1 of 1 people found the following review helpful By Mike Jacobs on 10 Aug 2014
Format: Hardcover Verified Purchase
This is a must publication for anyone interested in the destruction of much of Britain's railway system in the sixties and seventies. The report does not make for very easy reading, and in the light of subsequent history some of its findings seem to be a little loose, and sometimes suspect. The maps are fine, but sometimes difficult to read because of their size (were they larger in the original report?). Definitely recommended as an historical reference.
Comment Was this review helpful to you? Yes No Sending feedback...
Thank you for your feedback. If this review is inappropriate, please let us know.
Sorry, we failed to record your vote. Please try again
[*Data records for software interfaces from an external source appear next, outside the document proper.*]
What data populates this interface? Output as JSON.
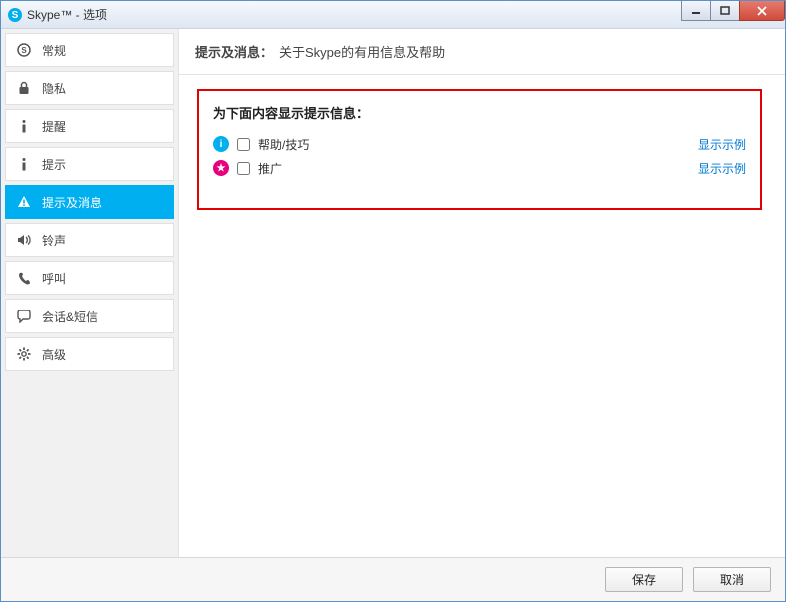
{
  "window": {
    "title": "Skype™ - 选项"
  },
  "sidebar": {
    "items": [
      {
        "label": "常规"
      },
      {
        "label": "隐私"
      },
      {
        "label": "提醒"
      },
      {
        "label": "提示"
      },
      {
        "label": "提示及消息"
      },
      {
        "label": "铃声"
      },
      {
        "label": "呼叫"
      },
      {
        "label": "会话&短信"
      },
      {
        "label": "高级"
      }
    ]
  },
  "header": {
    "title": "提示及消息：",
    "subtitle": "关于Skype的有用信息及帮助"
  },
  "section": {
    "title": "为下面内容显示提示信息：",
    "items": [
      {
        "label": "帮助/技巧",
        "link": "显示示例"
      },
      {
        "label": "推广",
        "link": "显示示例"
      }
    ]
  },
  "footer": {
    "save": "保存",
    "cancel": "取消"
  }
}
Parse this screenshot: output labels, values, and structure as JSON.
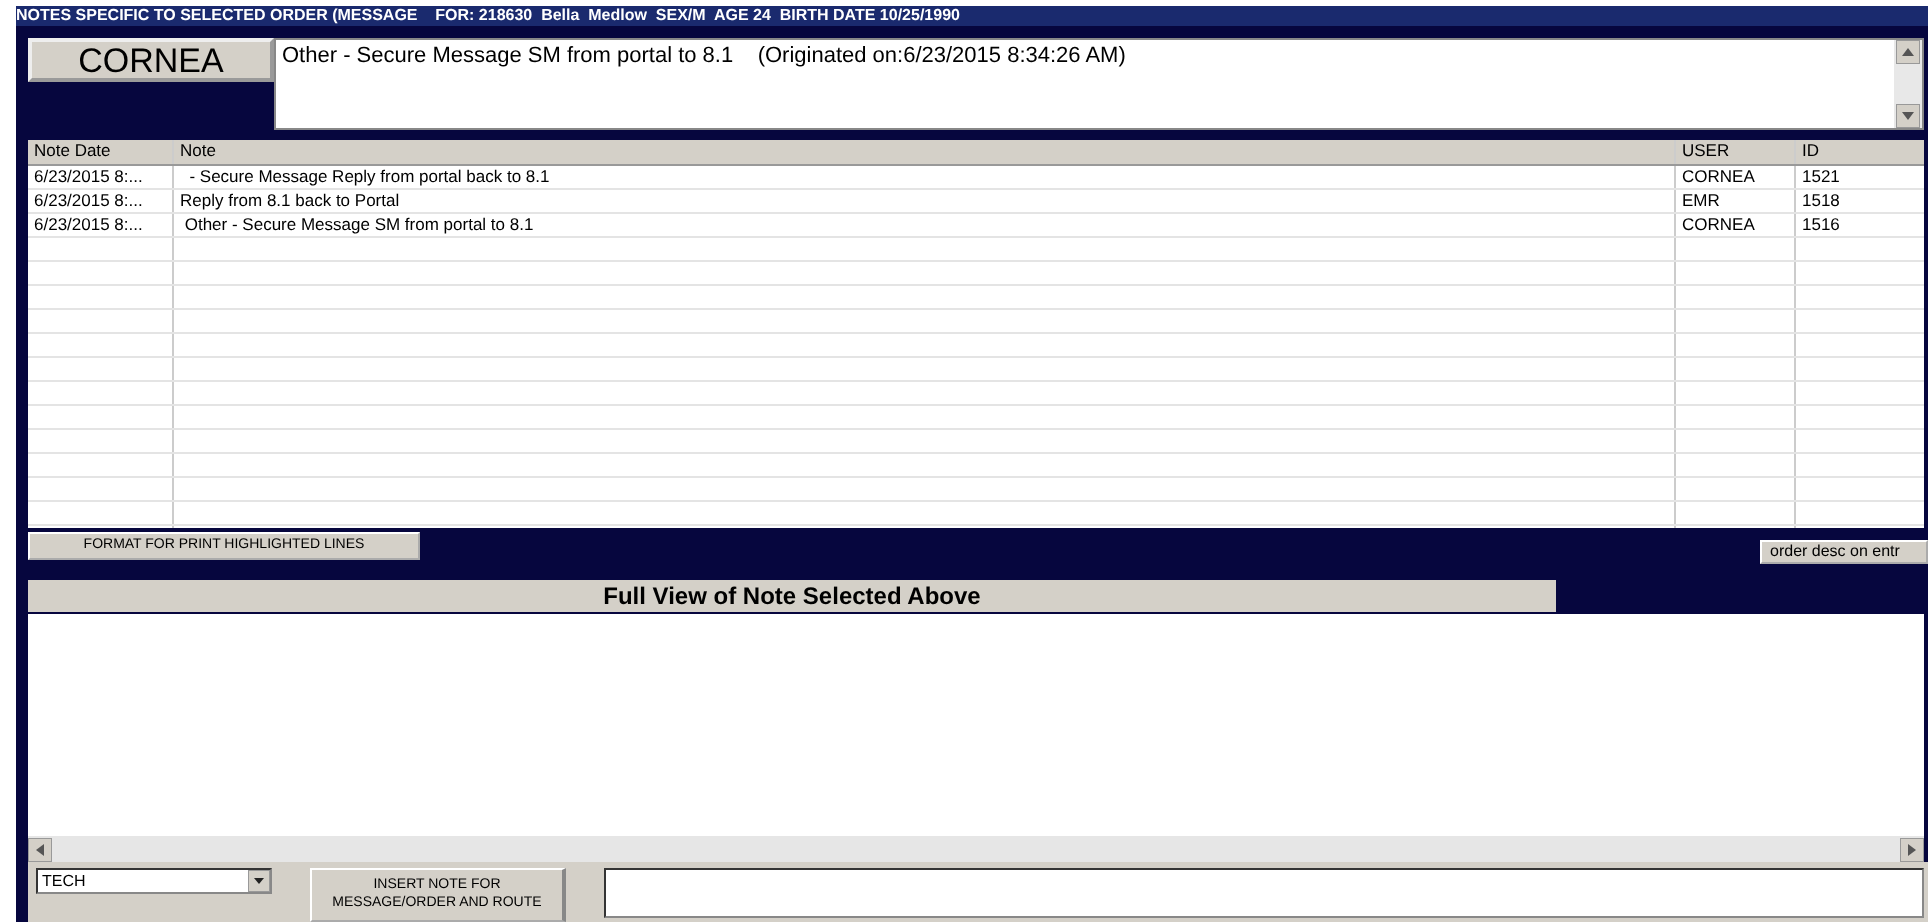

2 of 2 people found the following review helpful By J E Smith on 6 May 2013
Format: Hardcover Verified Purchase
Excellent reproduction. Only downside is that the maps (which were originally A4 size) loose detail by the reduction in size.
Comment Was this review helpful to you? Yes No Sending feedback...
Thank you for your feedback. If this review is inappropriate, please let us know.
Sorry, we failed to record your vote. Please try again
1 of 1 people found the following review helpful By paul doorbar on 22 May 2013
Format: Hardcover Verified Purchase
this again is a great book, it trys to tell you why lines had to close but looking back I still disliked the man
Comment Was this review helpful to you? Yes No Sending feedback...
Thank you for your feedback. If this review is inappropriate, please let us know.
Sorry, we failed to record your vote. Please try again


Feedback